While I am heartened that Second Minister for Education, Indranee Rajah, has finally admitted that there is inequality within our education system, I am disappointed that she has stopped short of revealing the breakdown of the socio-economic status of students admitted through the Direct School Admission scheme (DSA).
Declining to disclose the figures while admitting that there is inequality within the scheme could lead people to speculate that the situation is much worse that it actually is. Will further suspicion really further the government’s objective of coming across as trusted?
Indranee Rajah has said that the revisions to the DSA will close the gap between the wealthy and the poor in terms of school admissions. But will simply cutting the admission fee make such a big difference? She has identified that richer parents might have more access to information on the various options under the scheme in comparison to households who are more disadvantaged.
If the problem is due to a lack of knowledge, how will cutting the admission fee help? If you don’t know something, the fact that it is free will not enlighten you? How will the government spread the information to a wider base?
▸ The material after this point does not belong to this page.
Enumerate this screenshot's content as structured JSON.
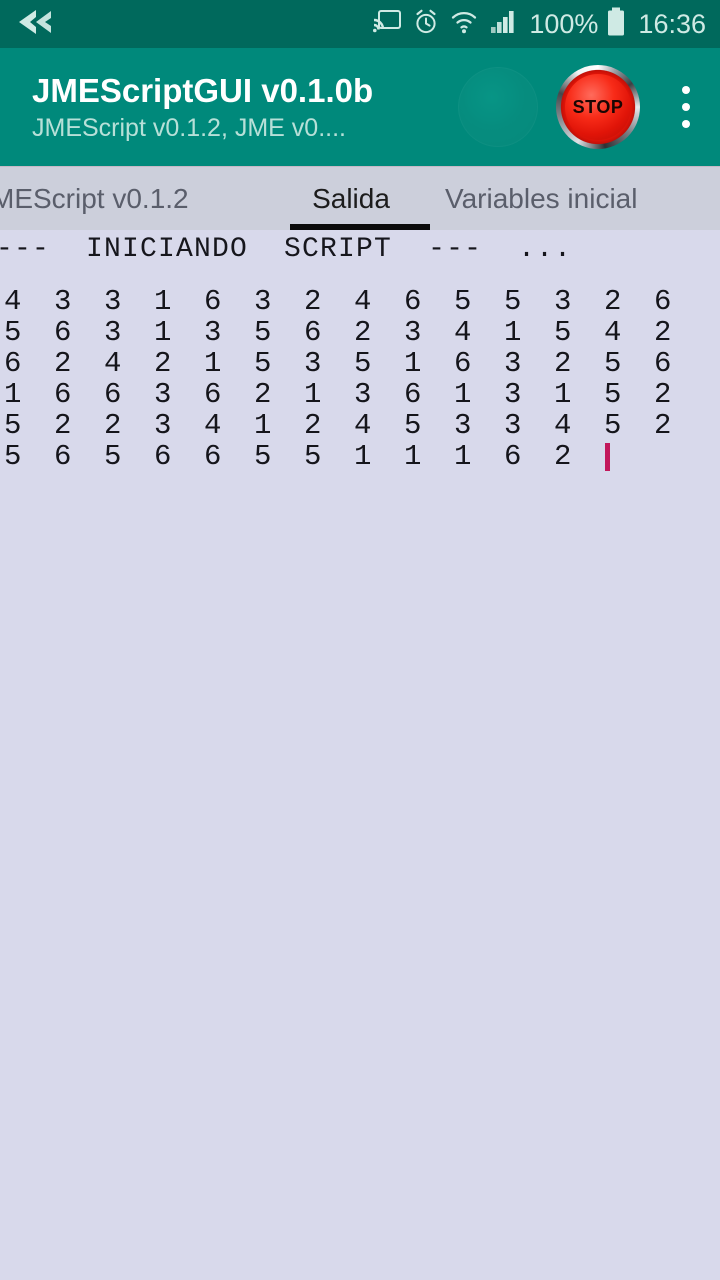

Secondly, it is important to note that the DSA had been criticised for years. Yet, nothing has been done till now. Is it therefore reasonable to conclude that it is at least in part due to the alternative media which gave critics a more open and accessible platform that finally forced the Ministry of Education (MOE) to sit up and confront the inequality within the scheme? In other words, would this acknowledgement by the MOE have come to past without the contribution made by the alternative media sites that the government seems so keen to control?
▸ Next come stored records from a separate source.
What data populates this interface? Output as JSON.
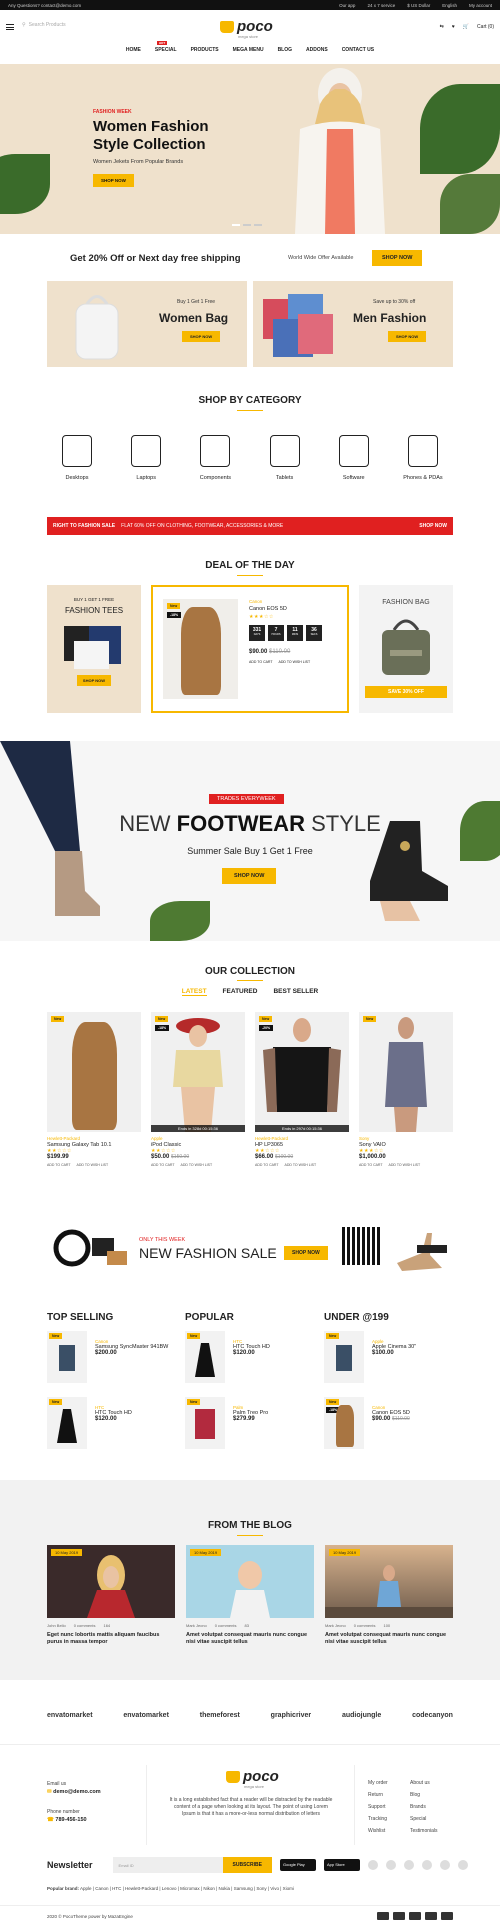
{
  "topbar": {
    "left": "Any Questions? contact@demo.com",
    "links": [
      "Our app",
      "24 x 7 service",
      "$ US Dollar",
      "English",
      "My account"
    ]
  },
  "header": {
    "search_placeholder": "Search Products",
    "logo": "poco",
    "logo_tag": "mega store",
    "cart": "Cart (0)"
  },
  "nav": [
    "HOME",
    "SPECIAL",
    "PRODUCTS",
    "MEGA MENU",
    "BLOG",
    "ADDONS",
    "CONTACT US"
  ],
  "nav_hot": "HOT",
  "hero": {
    "eyebrow": "FASHION WEEK",
    "title_1": "Women Fashion",
    "title_2": "Style Collection",
    "subtitle": "Women Jekets From Popular Brands",
    "button": "SHOP NOW"
  },
  "promo": {
    "headline": "Get 20% Off or Next day free shipping",
    "worldwide": "World Wide Offer Available",
    "button": "SHOP NOW"
  },
  "banner_women": {
    "small": "Buy 1 Get 1 Free",
    "big": "Women Bag",
    "button": "SHOP NOW"
  },
  "banner_men": {
    "small": "Save up to 30% off",
    "big": "Men Fashion",
    "button": "SHOP NOW"
  },
  "shop_by_category": {
    "title": "SHOP BY CATEGORY",
    "items": [
      "Desktops",
      "Laptops",
      "Components",
      "Tablets",
      "Software",
      "Phones & PDAs"
    ]
  },
  "salebar": {
    "label": "RIGHT TO FASHION SALE",
    "text": "FLAT 60% OFF ON CLOTHING, FOOTWEAR, ACCESSORIES & MORE",
    "cta": "SHOP NOW"
  },
  "deal": {
    "title": "DEAL OF THE DAY",
    "left_small": "BUY 1 GET 1 FREE",
    "left_big": "FASHION TEES",
    "left_btn": "SHOP NOW",
    "badge_new": "New",
    "badge_off": "-18%",
    "brand": "Canon",
    "name": "Canon EOS 5D",
    "countdown": [
      {
        "v": "331",
        "l": "DAYS"
      },
      {
        "v": "7",
        "l": "HOURS"
      },
      {
        "v": "11",
        "l": "MINS"
      },
      {
        "v": "36",
        "l": "SECS"
      }
    ],
    "price": "$90.00",
    "old_price": "$110.00",
    "add_to_cart": "ADD TO CART",
    "wishlist": "ADD TO WISH LIST",
    "right_title": "FASHION BAG",
    "right_btn": "SAVE 30% OFF"
  },
  "footwear": {
    "pill": "TRADES EVERYWEEK",
    "head_a": "NEW",
    "head_b": "FOOTWEAR",
    "head_c": "STYLE",
    "sub": "Summer Sale Buy 1 Get 1 Free",
    "button": "SHOP NOW"
  },
  "collection": {
    "title": "OUR COLLECTION",
    "tabs": [
      "LATEST",
      "FEATURED",
      "BEST SELLER"
    ],
    "products": [
      {
        "badge": "New",
        "off": "",
        "timer": "",
        "brand": "Hewlett-Packard",
        "name": "Samsung Galaxy Tab 10.1",
        "price": "$199.99",
        "old": ""
      },
      {
        "badge": "New",
        "off": "-18%",
        "timer": "Ends in 328d 00:15:36",
        "brand": "Apple",
        "name": "iPod Classic",
        "price": "$50.00",
        "old": "$150.00"
      },
      {
        "badge": "New",
        "off": "-20%",
        "timer": "Ends in 297d 00:15:36",
        "brand": "Hewlett-Packard",
        "name": "HP LP3065",
        "price": "$66.00",
        "old": "$100.00"
      },
      {
        "badge": "New",
        "off": "",
        "timer": "",
        "brand": "Sony",
        "name": "Sony VAIO",
        "price": "$1,000.00",
        "old": ""
      }
    ],
    "add_to_cart": "ADD TO CART",
    "wishlist": "ADD TO WISH LIST"
  },
  "fashion_sale": {
    "only": "ONLY THIS WEEK",
    "big": "NEW FASHION SALE",
    "button": "SHOP NOW"
  },
  "lists": [
    {
      "title": "TOP SELLING",
      "items": [
        {
          "brand": "Canon",
          "name": "Samsung SyncMaster 941BW",
          "price": "$200.00",
          "old": "",
          "off": ""
        },
        {
          "brand": "HTC",
          "name": "HTC Touch HD",
          "price": "$120.00",
          "old": "",
          "off": ""
        }
      ]
    },
    {
      "title": "POPULAR",
      "items": [
        {
          "brand": "HTC",
          "name": "HTC Touch HD",
          "price": "$120.00",
          "old": "",
          "off": ""
        },
        {
          "brand": "Palm",
          "name": "Palm Treo Pro",
          "price": "$279.99",
          "old": "",
          "off": ""
        }
      ]
    },
    {
      "title": "UNDER @199",
      "items": [
        {
          "brand": "Apple",
          "name": "Apple Cinema 30\"",
          "price": "$100.00",
          "old": "",
          "off": ""
        },
        {
          "brand": "Canon",
          "name": "Canon EOS 5D",
          "price": "$90.00",
          "old": "$110.00",
          "off": "-18%"
        }
      ]
    }
  ],
  "list_badge": "New",
  "blog": {
    "title": "FROM THE BLOG",
    "posts": [
      {
        "date": "10 May 2019",
        "author": "John Bello",
        "comments": "0 comments",
        "views": "164",
        "title": "Eget nunc lobortis mattis aliquam faucibus purus in massa tempor"
      },
      {
        "date": "10 May 2019",
        "author": "Mark Jecno",
        "comments": "0 comments",
        "views": "83",
        "title": "Amet volutpat consequat mauris nunc congue nisi vitae suscipit tellus"
      },
      {
        "date": "10 May 2019",
        "author": "Mark Jecno",
        "comments": "0 comments",
        "views": "100",
        "title": "Amet volutpat consequat mauris nunc congue nisi vitae suscipit tellus"
      }
    ]
  },
  "brands": [
    "envatomarket",
    "envatomarket",
    "themeforest",
    "graphicriver",
    "audiojungle",
    "codecanyon"
  ],
  "footer": {
    "email_label": "Email us",
    "email": "demo@demo.com",
    "phone_label": "Phone number",
    "phone": "789-456-150",
    "about": "It is a long established fact that a reader will be distracted by the readable content of a page when looking at its layout. The point of using Lorem Ipsum is that it has a more-or-less normal distribution of letters",
    "col1": [
      "My order",
      "Return",
      "Support",
      "Tracking",
      "Wishlist"
    ],
    "col2": [
      "About us",
      "Blog",
      "Brands",
      "Special",
      "Testimonials"
    ]
  },
  "newsletter": {
    "title": "Newsletter",
    "placeholder": "Email ID",
    "button": "SUBSCRIBE",
    "google": "Google Play",
    "apple": "App Store"
  },
  "popular_brands": {
    "label": "Popular brand:",
    "list": "Apple | Canon | HTC | Hewlett-Packard | Lenovo | Micromax | Nikon | Nokia | Samsung | Sony | Vivo | Xiomi"
  },
  "copyright": "2020 © PocoTheme power by MazaEngine",
  "colors": {
    "accent": "#f7b800",
    "sale": "#e02020",
    "beige": "#efe1cc"
  }
}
In view of this, we have to recognise the important contribution that the online media sites make to society. Does the fear of fake news outweigh the benefits brought on by a free alternative media landscape? The alternative media set up is leaner and more nimble. It is closer to the ground and is by and large more accessible to the general public.
As such, they are a valuable resource for the government and can act as a valuable interface between the government and ground sentiment. Perhaps, the online media sites can be utilised to help propagate the options under the DSA? Could it be that the mainstream media is too narrow and that engaging the online media sites might broaden the information base?
In the current government mood of tackling “fake news”, it is also prudent to also remember that not all alternative media sites are peddlers of half truths and the like. There too exist reliable alternative media sites whose objectives are to provide objective and non partisan news. These are sites that the government should engage with and not shun. They are a voice for accountability, providing the momentum for changes to happen.